In a decision criticized by the opposition as "populism that defies logic", higher education minister Jonathan Moyo said on Wednesday, 9 August that the "Robert Gabriel Mugabe University" would focus on science and technology and have an institute focusing on research and "transformative and revolutionary leadership", Reuters reports.
"Cabinet has approved a grant of $800 million towards the construction of the Robert Gabriel Mugabe University and a grant of $200 million towards the University Endowment Fund for research and innovation," Moyo said.
Mugabe and his wife Grace (pictured) are the founding trustees of the university to be built outside the capital Harare.
"This is populism that defies logic," Obert Gutu, spokesman for the main opposition Movement for Democratic Change (MDC), said, according to Reuters. "It is meant to stroke Mugabe’s ego because we know this government is broke."
The country’s unemployment rate stood at 90% in May, according to Zimbabwe’s largest workers union, the Zimbabwe Congress of Trade Unions.
MDC said the government should instead improve existing underfunded universities around the country.
Reuters comments that most Zimbabwean graduates take informal jobs such as hawking goods on the streets or seeking employment in neighbouring countries to pay for their studies.
Zimabwe has been in talks with the International Monetary Fund, which said in May this year that a severe drought and slow reform have led to high government expenditure levels since 2015, despite subdued revenues.
"Excessive government spending, if continued, could exacerbate the cash scarcity, further jeopardise the health of the external and financial sectors, and, ultimately, fuel inflation," the body warned.

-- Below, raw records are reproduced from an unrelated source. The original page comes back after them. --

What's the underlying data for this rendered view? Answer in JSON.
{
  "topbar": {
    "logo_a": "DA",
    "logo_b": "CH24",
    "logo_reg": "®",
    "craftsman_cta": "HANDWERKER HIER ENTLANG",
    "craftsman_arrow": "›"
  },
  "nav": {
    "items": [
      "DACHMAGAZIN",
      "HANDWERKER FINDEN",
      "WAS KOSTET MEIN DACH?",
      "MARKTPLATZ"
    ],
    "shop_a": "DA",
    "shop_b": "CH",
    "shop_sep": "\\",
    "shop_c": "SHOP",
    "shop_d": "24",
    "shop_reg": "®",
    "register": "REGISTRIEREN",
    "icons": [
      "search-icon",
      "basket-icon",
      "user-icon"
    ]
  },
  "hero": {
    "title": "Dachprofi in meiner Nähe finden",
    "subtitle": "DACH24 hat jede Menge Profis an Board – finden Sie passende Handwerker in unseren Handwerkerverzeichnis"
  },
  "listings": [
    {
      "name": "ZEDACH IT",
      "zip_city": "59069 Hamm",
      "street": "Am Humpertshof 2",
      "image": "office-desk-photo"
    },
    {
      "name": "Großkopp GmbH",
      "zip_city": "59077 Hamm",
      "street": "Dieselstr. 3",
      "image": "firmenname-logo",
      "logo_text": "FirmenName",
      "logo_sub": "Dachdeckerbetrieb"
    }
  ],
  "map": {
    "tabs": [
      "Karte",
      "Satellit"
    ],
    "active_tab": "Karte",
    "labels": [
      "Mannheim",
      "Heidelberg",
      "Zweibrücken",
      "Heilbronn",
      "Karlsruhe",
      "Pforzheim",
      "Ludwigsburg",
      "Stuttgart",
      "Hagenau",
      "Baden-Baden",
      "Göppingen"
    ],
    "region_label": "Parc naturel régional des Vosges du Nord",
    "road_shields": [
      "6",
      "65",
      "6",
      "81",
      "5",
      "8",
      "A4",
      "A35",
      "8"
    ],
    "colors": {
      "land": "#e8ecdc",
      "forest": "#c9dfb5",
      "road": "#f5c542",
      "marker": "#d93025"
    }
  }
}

Image: Robert and Grace Mugabe (DandjkRoberts/Wikimedia Commons)